━━ INPUT
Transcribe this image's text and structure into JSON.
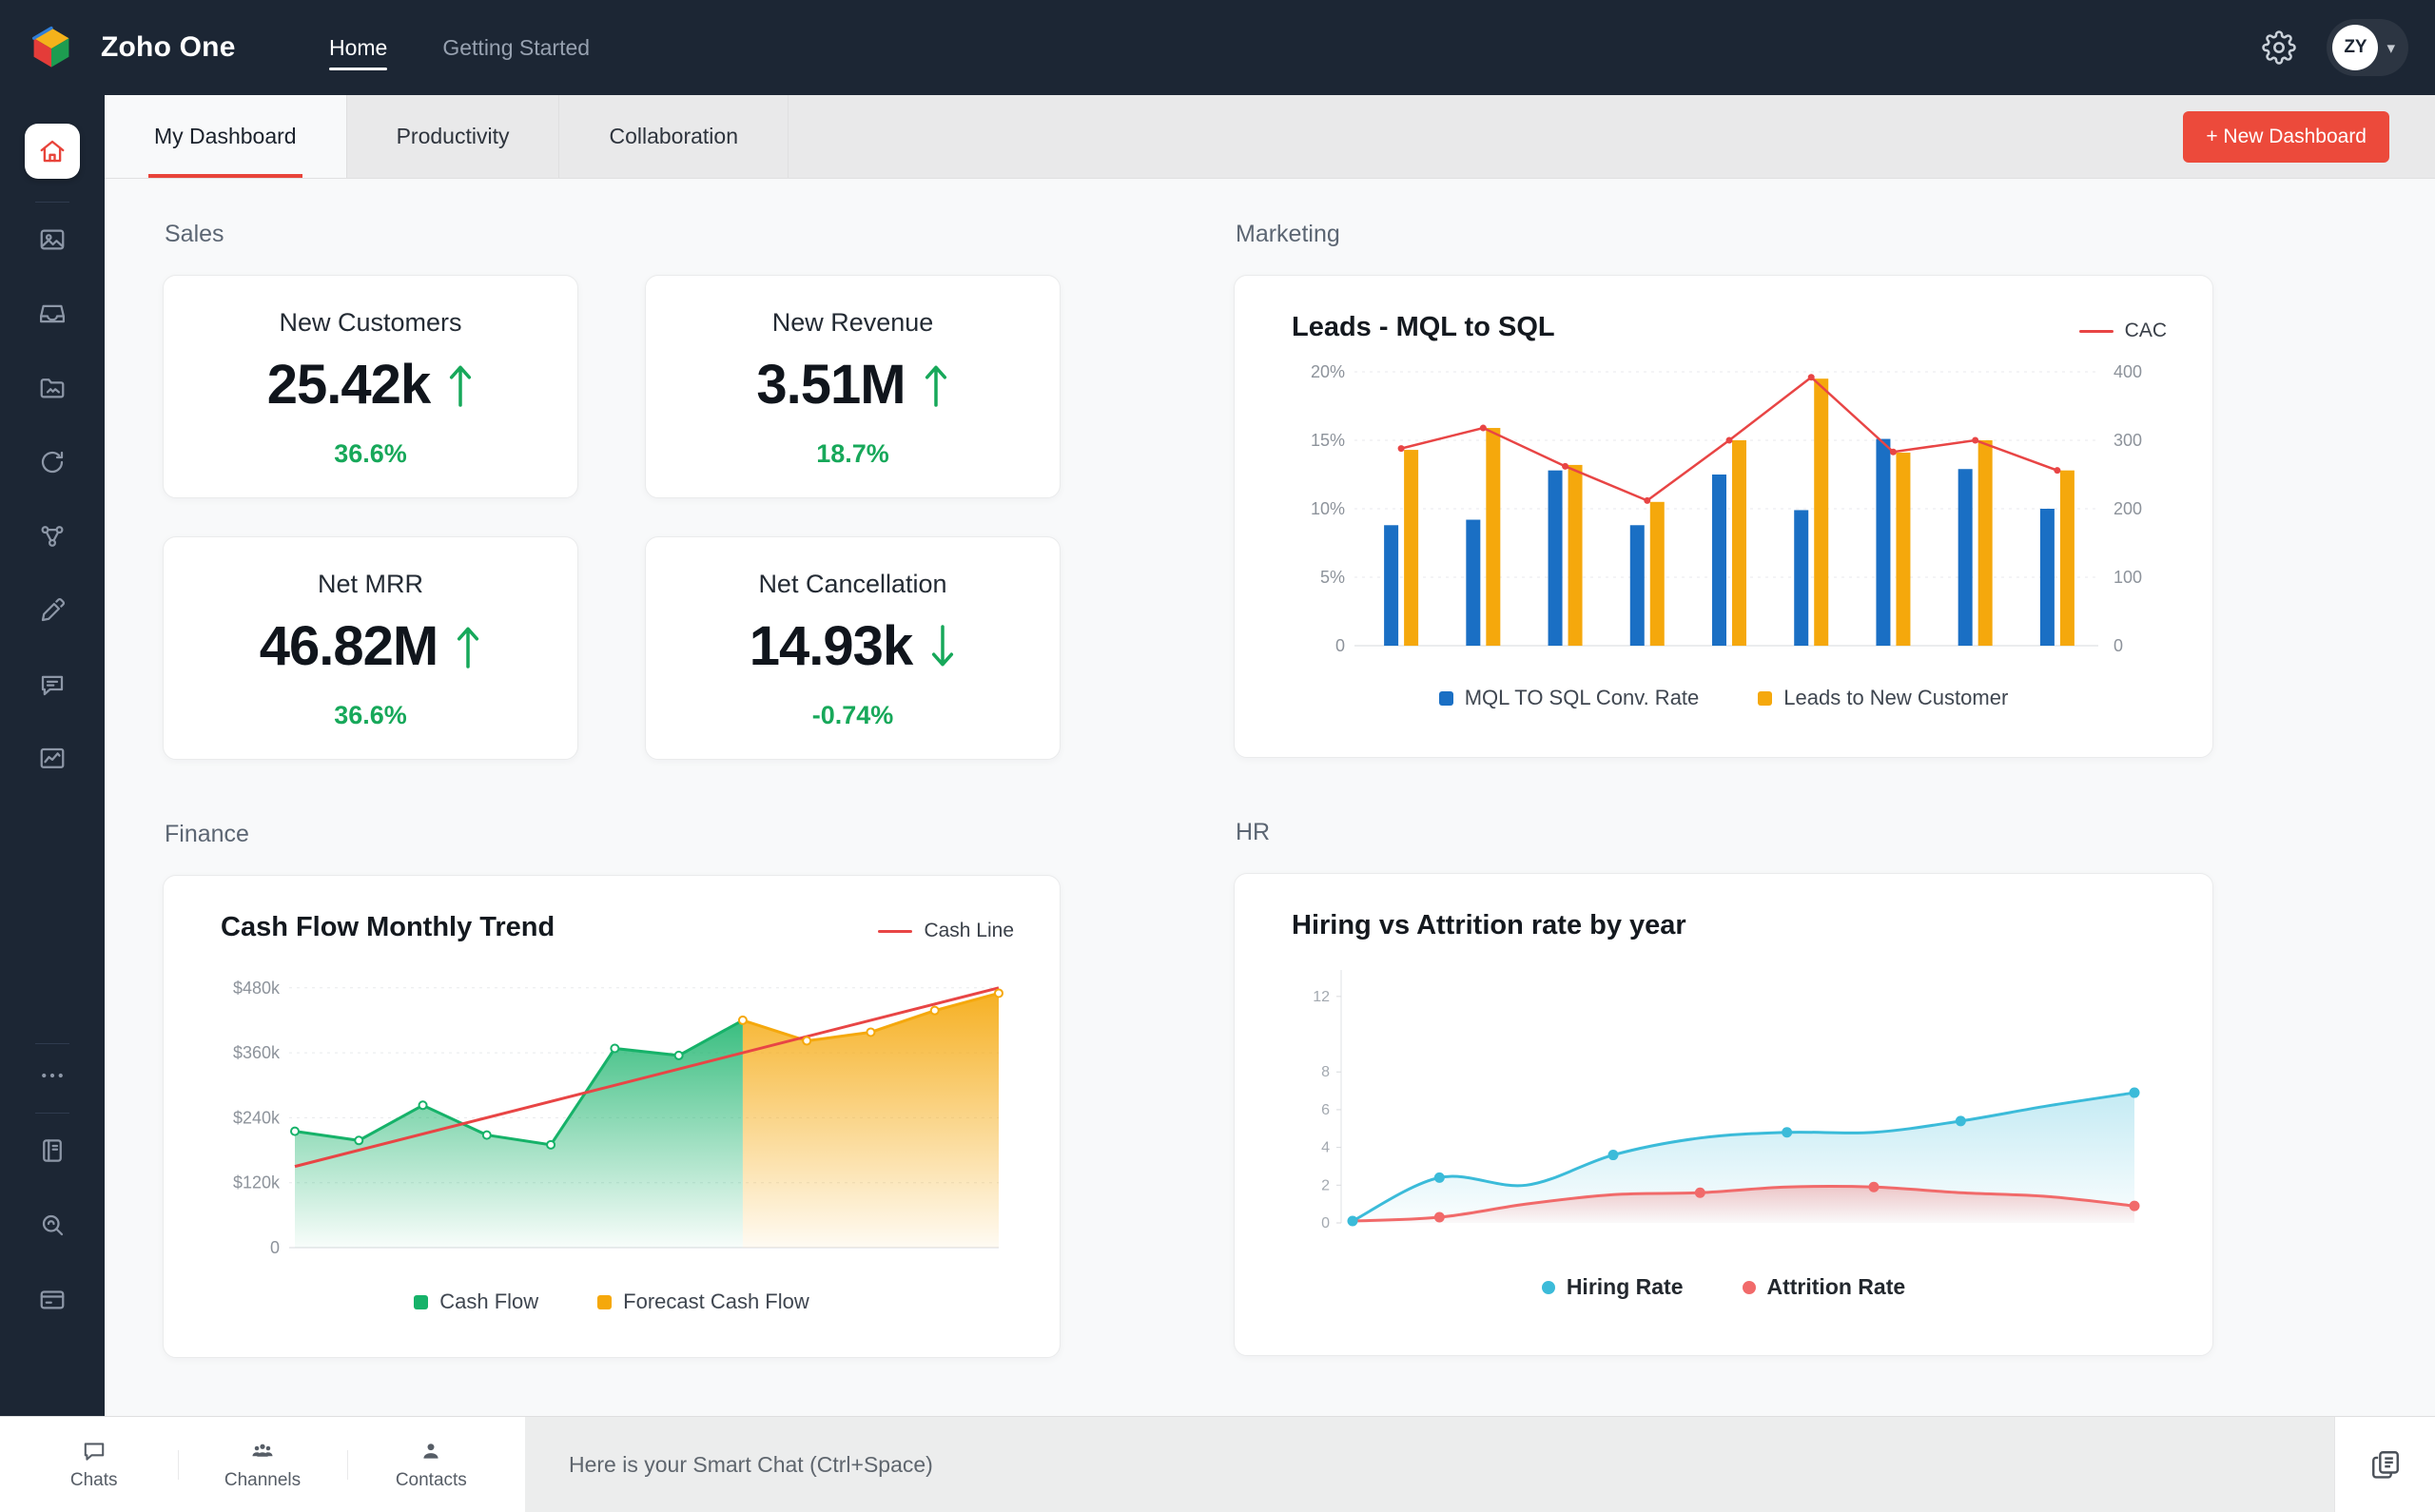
{
  "theme": {
    "topbar_bg": "#1C2634",
    "accent_red": "#EC4A3B",
    "tab_underline": "#E8433A",
    "positive_green": "#17A85A",
    "bar_blue": "#1A6FC4",
    "bar_orange": "#F5A80C",
    "line_red": "#E84545",
    "hiring_cyan": "#3BBBD9",
    "attrition_pink": "#F16A6A"
  },
  "topbar": {
    "brand": "Zoho One",
    "nav": [
      {
        "label": "Home",
        "active": true
      },
      {
        "label": "Getting Started",
        "active": false
      }
    ],
    "avatar_initials": "ZY"
  },
  "sidebar": {
    "items": [
      {
        "icon": "home-icon",
        "active": true
      },
      {
        "icon": "divider"
      },
      {
        "icon": "gallery-icon"
      },
      {
        "icon": "inbox-icon"
      },
      {
        "icon": "folder-icon"
      },
      {
        "icon": "sync-icon"
      },
      {
        "icon": "integrations-icon"
      },
      {
        "icon": "signature-icon"
      },
      {
        "icon": "feedback-icon"
      },
      {
        "icon": "analytics-icon"
      },
      {
        "icon": "divider",
        "push": true
      },
      {
        "icon": "more-icon"
      },
      {
        "icon": "divider"
      },
      {
        "icon": "notebook-icon"
      },
      {
        "icon": "search-icon"
      },
      {
        "icon": "wallet-icon"
      }
    ]
  },
  "tabs": {
    "items": [
      {
        "label": "My Dashboard",
        "active": true
      },
      {
        "label": "Productivity",
        "active": false
      },
      {
        "label": "Collaboration",
        "active": false
      }
    ],
    "new_dashboard_label": "+ New Dashboard"
  },
  "sections": {
    "sales": {
      "title": "Sales",
      "kpis": [
        {
          "title": "New Customers",
          "value": "25.42k",
          "direction": "up",
          "change": "36.6%"
        },
        {
          "title": "New Revenue",
          "value": "3.51M",
          "direction": "up",
          "change": "18.7%"
        },
        {
          "title": "Net MRR",
          "value": "46.82M",
          "direction": "up",
          "change": "36.6%"
        },
        {
          "title": "Net Cancellation",
          "value": "14.93k",
          "direction": "down",
          "change": "-0.74%"
        }
      ]
    },
    "marketing": {
      "title": "Marketing"
    },
    "finance": {
      "title": "Finance"
    },
    "hr": {
      "title": "HR"
    }
  },
  "chart_data": [
    {
      "id": "leads",
      "type": "bar",
      "title": "Leads - MQL to SQL",
      "left_axis": {
        "max": 20,
        "tick_values": [
          0,
          5,
          10,
          15,
          20
        ],
        "tick_labels": [
          "0",
          "5%",
          "10%",
          "15%",
          "20%"
        ]
      },
      "right_axis": {
        "max": 400,
        "tick_labels": [
          "0",
          "100",
          "200",
          "300",
          "400"
        ]
      },
      "series": [
        {
          "name": "MQL TO SQL Conv. Rate",
          "type": "bar",
          "axis": "left",
          "color": "#1A6FC4",
          "values": [
            8.8,
            9.2,
            12.8,
            8.8,
            12.5,
            9.9,
            15.1,
            12.9,
            10.0
          ]
        },
        {
          "name": "Leads to New Customer",
          "type": "bar",
          "axis": "left",
          "color": "#F5A80C",
          "values": [
            14.3,
            15.9,
            13.2,
            10.5,
            15.0,
            19.5,
            14.1,
            15.0,
            12.8
          ]
        },
        {
          "name": "CAC",
          "type": "line",
          "axis": "right",
          "color": "#E84545",
          "values": [
            288,
            318,
            262,
            212,
            300,
            392,
            283,
            300,
            256
          ]
        }
      ],
      "legend_position": "bottom"
    },
    {
      "id": "cashflow",
      "type": "area",
      "title": "Cash Flow Monthly Trend",
      "y_axis": {
        "max": 520,
        "tick_values": [
          0,
          120,
          240,
          360,
          480
        ],
        "tick_labels": [
          "0",
          "$120k",
          "$240k",
          "$360k",
          "$480k"
        ]
      },
      "values_k": [
        215,
        198,
        263,
        208,
        190,
        368,
        355,
        420,
        382,
        398,
        438,
        470
      ],
      "forecast_start_index": 7,
      "series": [
        {
          "name": "Cash Flow",
          "color": "#16B269"
        },
        {
          "name": "Forecast Cash Flow",
          "color": "#F5A80C"
        }
      ],
      "trend": {
        "name": "Cash Line",
        "color": "#E84545",
        "start": 150,
        "end": 480
      },
      "legend_position": "bottom"
    },
    {
      "id": "hiring",
      "type": "line",
      "title": "Hiring vs Attrition rate by year",
      "y_axis": {
        "max": 13,
        "tick_values": [
          0,
          2,
          4,
          6,
          8,
          12
        ],
        "tick_labels": [
          "0",
          "2",
          "4",
          "6",
          "8",
          "12"
        ]
      },
      "series": [
        {
          "name": "Hiring Rate",
          "color": "#3BBBD9",
          "values": [
            0.1,
            2.4,
            2.0,
            3.6,
            4.5,
            4.8,
            4.8,
            5.4,
            6.2,
            6.9
          ],
          "dot_indices": [
            0,
            1,
            3,
            5,
            7,
            9
          ]
        },
        {
          "name": "Attrition Rate",
          "color": "#F16A6A",
          "values": [
            0.1,
            0.3,
            1.0,
            1.5,
            1.6,
            1.9,
            1.9,
            1.6,
            1.4,
            0.9
          ],
          "dot_indices": [
            1,
            4,
            6,
            9
          ]
        }
      ],
      "legend_position": "bottom"
    }
  ],
  "bottombar": {
    "items": [
      {
        "icon": "chats-icon",
        "label": "Chats"
      },
      {
        "icon": "channels-icon",
        "label": "Channels"
      },
      {
        "icon": "contacts-icon",
        "label": "Contacts"
      }
    ],
    "placeholder": "Here is your Smart Chat (Ctrl+Space)"
  }
}
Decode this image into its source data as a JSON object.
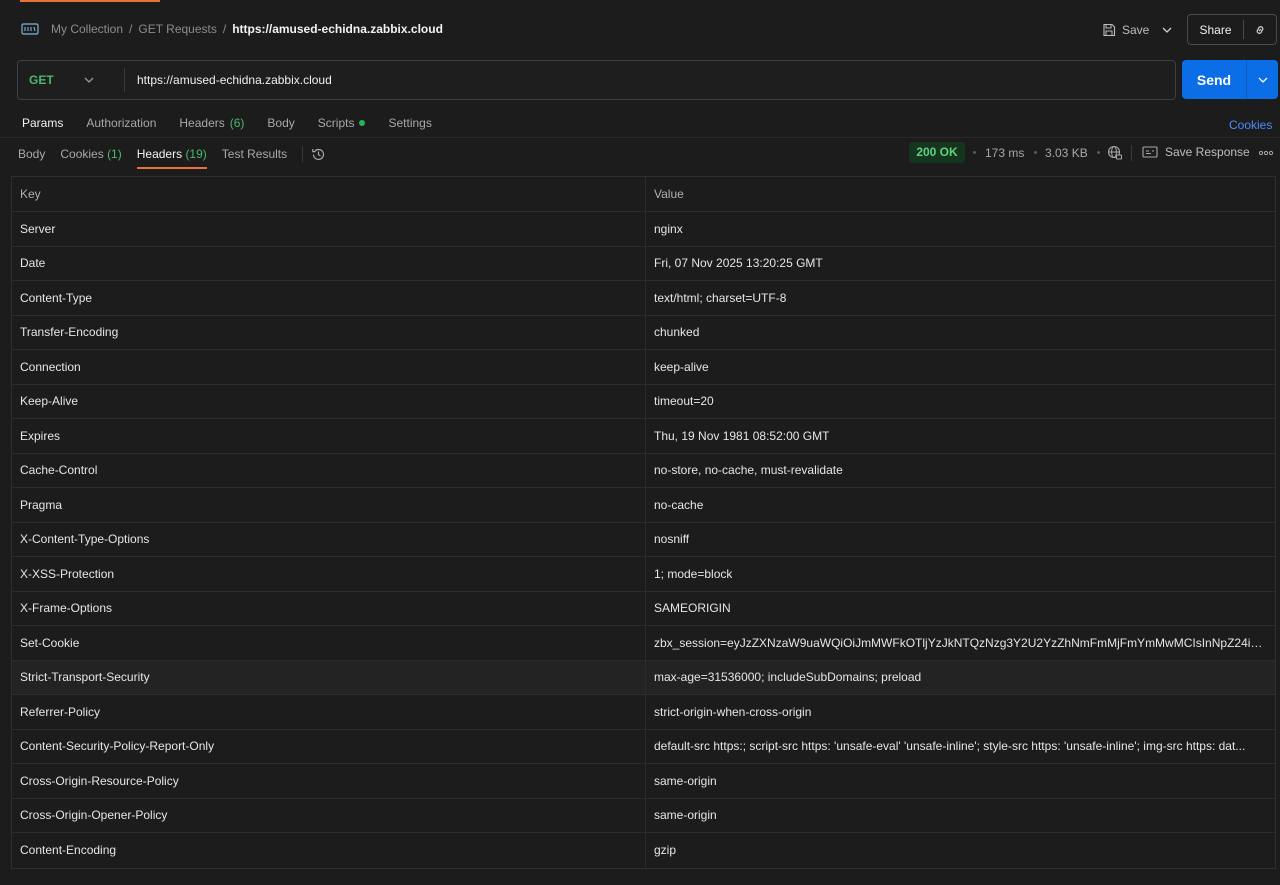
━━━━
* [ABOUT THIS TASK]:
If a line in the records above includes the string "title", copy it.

* [FINAL ANSWER]:
      "title": "Sales",
          "title": "New Customers",
          "title": "New Revenue",
          "title": "Net MRR",
          "title": "Net Cancellation",
      "title": "Marketing"
      "title": "Finance"
      "title": "HR"
      "title": "Leads - MQL to SQL",
      "title": "Cash Flow Monthly Trend",
      "title": "Hiring vs Attrition rate by year",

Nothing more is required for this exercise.